A couple of camera phone closeups. I don’t have a macro lens, and gettting in tight with the big camera is hard as it’s too close for it to focus!

Rapido Royal Hudson – Initial Review

 

In October 2015, Canadian Model Railroad manufacturer Rapido Trains chartered coaches (including a Dome) with VIA Rail for a trip from Toronto to Montreal and Exporail, the Canadian Railway Museum for a product launch. The launch was an announcement of a new line of steam locomotives, potentially ten in total over a multi-year span if the products were successful.

22144508038_1f696a19e7_o.jpgJason Shron, president and founder of Rapido Trains announcing the “Icons of Canadian Steam” line at Exporail in 2015.

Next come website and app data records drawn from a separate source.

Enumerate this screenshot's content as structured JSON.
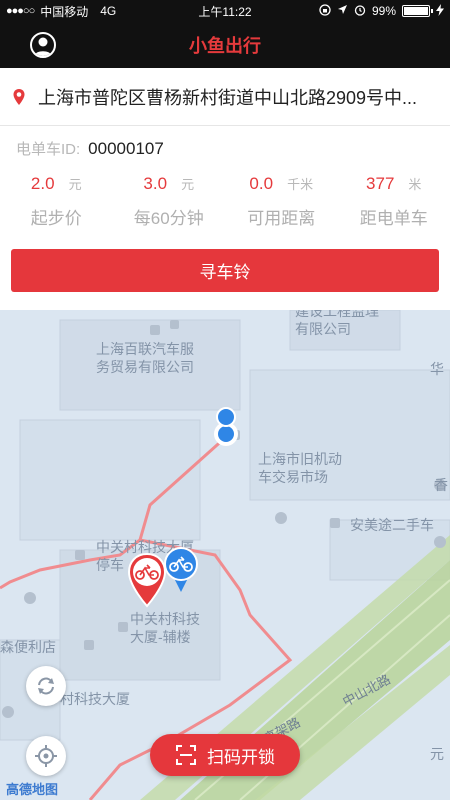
{
  "status_bar": {
    "carrier": "中国移动",
    "network": "4G",
    "time": "上午11:22",
    "battery": "99%",
    "battery_level": 0.99
  },
  "header": {
    "title": "小鱼出行"
  },
  "address": {
    "text": "上海市普陀区曹杨新村街道中山北路2909号中..."
  },
  "bike": {
    "id_label": "电单车ID:",
    "id_value": "00000107"
  },
  "stats": [
    {
      "value": "2.0",
      "unit": "元",
      "label": "起步价"
    },
    {
      "value": "3.0",
      "unit": "元",
      "label": "每60分钟"
    },
    {
      "value": "0.0",
      "unit": "千米",
      "label": "可用距离"
    },
    {
      "value": "377",
      "unit": "米",
      "label": "距电单车"
    }
  ],
  "find_button": {
    "label": "寻车铃"
  },
  "map": {
    "labels": {
      "jianshe": "建设工程监理\n有限公司",
      "bailian": "上海百联汽车服\n务贸易有限公司",
      "hua": "华",
      "jiuji": "上海市旧机动\n车交易市场",
      "xiang": "香",
      "anmei": "安美途二手车",
      "zhongguancun_top": "中关村科技大厦\n停车",
      "zhongguancun_annex": "中关村科技\n大厦-辅楼",
      "bianlidian": "森便利店",
      "keji_dasha": "村科技大厦",
      "zhongshan": "中山北路",
      "gaojia": "高架路",
      "yuan": "元"
    },
    "scan_button_label": "扫码开锁",
    "logo": "高德地图"
  },
  "colors": {
    "accent": "#e53a3c",
    "dark": "#111111",
    "route": "#f28b8e",
    "map_bg": "#dbe6f1",
    "road": "#b3d08c"
  }
}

The first entry in the product line was the Canadian Pacific Railway “Royal Hudson” 4-6-4 locomotives. These locomotives are amongst the most famous in Canadian Railway history, coming to notoriaty in the 1939 Royal Tour, when the reigning monarch King George VI became the first King or Queen to visit Canada. The tour was a PR event to build support on the eve of World War 2 that would start that fall, but a single CPR Hudson, Number 2850 hauled the entire trip westward for the Royal Family without fault or deputation. Upon request of the CPR, the Royal Family allowed the locomotives to be called Royal and to maintain the cast crowns on their running boards which had been installed for the royal tour.

The outer slip case packaging for the Royal Hudson

A semi-streamlined passenger express locomotive clearly has no place on a switching layout like Liberty Village, but a model Royal Hudson was something I’d wanted since I was a kid, same as with a model of the Canadian. Now I have both. And because this is a display case special, I went for the 1939 Royal Train version, which was prepared in a special scheme of stainless steel cladding with deep two tone royal blue and the royal crests on the smokebox door and tender. If its going to be a display piece, might as well really be a display piece!!

More art on the main box inside the slip case, then the instruction manual and exploded diagram, and finally, beneath the foam, a steam locomotive!

This is the second accurate plastic Canadian steam locomotive in my collection, the first, the much maligned True Line Trains Canadian National Railways 4-8-4 Northern. I won’t go into its many woes real or imagined, but the Rapido Hudson blows it away in terms of detail, running qualities, everything. The Hudson is heavy, one of the key differencees to other plastic locomotives I own (mostly british) is that large parts of it are diecast, so it has weight and heft to pull. It features the expected crazy level of details, and sounds recorded from a real CPR Hudson, Number 2816 which is still owned by Canadian Pacific, and was used until the past few years for employee and charity specials.

First photos of the Royal Hudson, with the working front coupler switched out for the much better looking fake one, and the etched stainless steel “Canadian Pacific” name board added to the runnig board. I haven’t added the raised brass numbers to the walkway yet, I may not as it looks fine without them.

Video of my test of the Hudson on my test track via my ESU LokProgrammer is below:

I need to do a proper photo shoot with the Hudson. I think I’ve figured out where and how as well, just need to get sorted out to do it and I’ll post another more photo heavy page on it. All in all, my first impressions are excellent, and It will look great in my display cabinet, and who knows, maybe someday down the road I’ll have a layout to run it on. I’ll probably at some point take it to others HO Scale layouts just to let it stretch its legs and work in the motor and gears.